Should the criminal get hold of all, some or just one of your passwords, the time it takes them to successfully guess (‘crack’ or otherwise ‘decode’) the password needs to be made as long as possible. This will give you a chance to either detect the breach or be told about it (by an informed member of staff) and then do something about it (e.g. reset passwords) before the criminal can use the password.
The aim is to delay the point at which the criminal ‘cracks’ the measures you have put in place. The criminal will use software to try and guess passwords that are known to be common.
How can I address this? Ensure strong passwords are used. The ICO outlines the follow:
(i) Creating a long password or phrase.
(ii) Using a wide range of characters, such as Uppercase letters; Lowercase letters; Numbers; Punctuation marks; and other symbols.
(iii) Avoid use of dictionary words; simple substitutions (such as ‘p4$$w0rd’) and patterns from the physical keyboard layout (such as ‘qwert’ or ‘1qaz2wsx’).
Keep your software up to date
Threats keep changing…so software providers try to keep up. They do this by issuing updates (patches) to their software. Criminals can run automated scans across a range of online services searching for un-patched, out-dated or otherwise vulnerable software which they will then attack. Applying security updates as soon as they are available can be difficult in practice.
How can I address this? Adopt a practical procedure to ensure your software is being kept up to date. For example:

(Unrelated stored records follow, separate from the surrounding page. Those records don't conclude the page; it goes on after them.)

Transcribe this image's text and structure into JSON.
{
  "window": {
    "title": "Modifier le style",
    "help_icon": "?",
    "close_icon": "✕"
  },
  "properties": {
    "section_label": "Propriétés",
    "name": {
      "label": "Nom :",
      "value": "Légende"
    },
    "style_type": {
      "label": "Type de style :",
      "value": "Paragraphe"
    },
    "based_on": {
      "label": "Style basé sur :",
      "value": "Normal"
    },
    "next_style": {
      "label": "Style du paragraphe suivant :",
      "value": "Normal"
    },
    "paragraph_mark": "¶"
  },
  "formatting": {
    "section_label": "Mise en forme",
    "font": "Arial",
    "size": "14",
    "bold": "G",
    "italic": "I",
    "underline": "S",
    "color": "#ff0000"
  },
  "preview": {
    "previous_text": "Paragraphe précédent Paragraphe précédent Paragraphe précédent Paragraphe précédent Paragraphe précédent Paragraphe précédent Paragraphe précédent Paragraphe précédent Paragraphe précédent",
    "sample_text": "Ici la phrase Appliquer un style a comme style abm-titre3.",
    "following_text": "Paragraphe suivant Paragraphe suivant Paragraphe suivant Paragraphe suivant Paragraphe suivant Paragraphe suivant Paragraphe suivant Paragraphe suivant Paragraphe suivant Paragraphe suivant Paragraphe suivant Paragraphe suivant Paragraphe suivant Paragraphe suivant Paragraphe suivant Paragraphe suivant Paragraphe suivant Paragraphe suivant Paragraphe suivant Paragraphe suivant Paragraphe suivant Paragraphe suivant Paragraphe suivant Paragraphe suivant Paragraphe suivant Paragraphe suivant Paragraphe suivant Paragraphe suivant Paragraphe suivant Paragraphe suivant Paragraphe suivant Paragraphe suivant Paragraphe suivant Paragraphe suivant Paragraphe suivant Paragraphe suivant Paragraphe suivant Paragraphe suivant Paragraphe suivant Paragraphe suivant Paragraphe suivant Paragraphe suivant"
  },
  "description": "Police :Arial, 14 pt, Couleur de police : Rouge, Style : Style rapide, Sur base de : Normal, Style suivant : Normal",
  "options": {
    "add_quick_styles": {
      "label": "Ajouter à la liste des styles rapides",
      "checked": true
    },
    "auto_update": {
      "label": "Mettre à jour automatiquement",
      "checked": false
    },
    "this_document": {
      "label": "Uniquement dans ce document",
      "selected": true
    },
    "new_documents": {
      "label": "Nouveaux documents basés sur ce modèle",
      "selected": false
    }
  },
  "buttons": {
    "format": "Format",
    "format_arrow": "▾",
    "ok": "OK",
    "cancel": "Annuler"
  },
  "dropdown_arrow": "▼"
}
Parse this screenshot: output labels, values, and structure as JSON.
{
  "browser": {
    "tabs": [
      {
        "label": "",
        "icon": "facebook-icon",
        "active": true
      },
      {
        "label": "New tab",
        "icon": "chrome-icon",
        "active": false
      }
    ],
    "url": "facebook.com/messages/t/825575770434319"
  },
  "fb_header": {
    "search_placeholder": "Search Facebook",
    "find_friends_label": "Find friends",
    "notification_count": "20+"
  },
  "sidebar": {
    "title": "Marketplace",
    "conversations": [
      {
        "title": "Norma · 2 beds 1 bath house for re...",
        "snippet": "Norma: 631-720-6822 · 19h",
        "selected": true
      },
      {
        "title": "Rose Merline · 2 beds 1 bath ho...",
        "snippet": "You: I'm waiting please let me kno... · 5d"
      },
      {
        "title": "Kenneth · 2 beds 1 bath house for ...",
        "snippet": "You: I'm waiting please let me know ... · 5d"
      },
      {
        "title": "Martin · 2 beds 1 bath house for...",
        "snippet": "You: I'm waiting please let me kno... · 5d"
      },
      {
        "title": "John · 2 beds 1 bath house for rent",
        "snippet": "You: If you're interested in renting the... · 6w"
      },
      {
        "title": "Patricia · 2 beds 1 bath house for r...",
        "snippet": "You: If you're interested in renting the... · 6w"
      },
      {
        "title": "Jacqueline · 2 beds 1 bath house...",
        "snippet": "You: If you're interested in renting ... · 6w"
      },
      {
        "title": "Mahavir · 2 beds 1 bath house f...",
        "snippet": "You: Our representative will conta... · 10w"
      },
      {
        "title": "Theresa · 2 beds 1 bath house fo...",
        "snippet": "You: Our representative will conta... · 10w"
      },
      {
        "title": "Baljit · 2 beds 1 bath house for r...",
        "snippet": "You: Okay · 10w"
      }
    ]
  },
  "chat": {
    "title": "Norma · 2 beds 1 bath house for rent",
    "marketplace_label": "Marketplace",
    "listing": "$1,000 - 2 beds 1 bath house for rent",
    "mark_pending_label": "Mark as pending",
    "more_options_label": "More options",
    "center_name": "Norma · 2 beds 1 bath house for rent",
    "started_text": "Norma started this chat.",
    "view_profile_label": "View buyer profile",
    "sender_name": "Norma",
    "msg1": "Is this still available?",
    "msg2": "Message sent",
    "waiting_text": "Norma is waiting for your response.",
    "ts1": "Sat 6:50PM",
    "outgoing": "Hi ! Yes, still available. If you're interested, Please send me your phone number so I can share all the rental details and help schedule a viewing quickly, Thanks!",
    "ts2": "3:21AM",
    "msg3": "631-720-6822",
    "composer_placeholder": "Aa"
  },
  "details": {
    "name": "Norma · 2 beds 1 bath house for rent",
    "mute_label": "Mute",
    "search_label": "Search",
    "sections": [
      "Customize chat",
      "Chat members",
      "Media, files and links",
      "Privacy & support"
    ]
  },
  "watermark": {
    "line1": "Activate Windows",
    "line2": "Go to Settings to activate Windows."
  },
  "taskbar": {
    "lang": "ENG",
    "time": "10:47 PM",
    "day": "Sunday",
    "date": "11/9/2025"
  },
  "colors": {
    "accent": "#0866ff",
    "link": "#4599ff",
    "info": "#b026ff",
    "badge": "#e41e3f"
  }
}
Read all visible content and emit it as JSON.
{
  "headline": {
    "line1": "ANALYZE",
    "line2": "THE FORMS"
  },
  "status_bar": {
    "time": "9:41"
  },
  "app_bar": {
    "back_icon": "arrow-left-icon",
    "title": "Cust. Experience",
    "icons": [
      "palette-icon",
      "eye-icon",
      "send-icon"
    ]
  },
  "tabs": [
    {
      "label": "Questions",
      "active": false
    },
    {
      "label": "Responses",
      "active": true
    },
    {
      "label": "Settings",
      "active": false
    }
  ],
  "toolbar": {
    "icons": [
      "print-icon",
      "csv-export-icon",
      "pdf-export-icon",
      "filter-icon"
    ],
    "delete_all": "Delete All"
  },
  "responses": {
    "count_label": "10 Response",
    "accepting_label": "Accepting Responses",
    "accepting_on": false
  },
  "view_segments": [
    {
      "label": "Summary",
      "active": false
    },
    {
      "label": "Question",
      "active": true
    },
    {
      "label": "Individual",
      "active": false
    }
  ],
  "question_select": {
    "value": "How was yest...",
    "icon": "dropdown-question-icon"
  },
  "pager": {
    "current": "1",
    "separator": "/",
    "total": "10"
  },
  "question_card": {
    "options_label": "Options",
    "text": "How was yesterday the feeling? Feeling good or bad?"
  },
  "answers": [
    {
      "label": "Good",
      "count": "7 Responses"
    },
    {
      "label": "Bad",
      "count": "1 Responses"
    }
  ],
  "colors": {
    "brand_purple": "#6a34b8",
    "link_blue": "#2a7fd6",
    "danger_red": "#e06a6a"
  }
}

- Update during suitable maintenance periods.
- Co-ordinate with other updates.
- Test updates before rolling them out.
- Group multiple systems together that have similar requirements and therefore a similar update policy.
- Use automatic updates (if available, and if they do not impact upon business critical systems where testing might be needed first).
- Prioritise updates according to severity of the security flaws that they fix.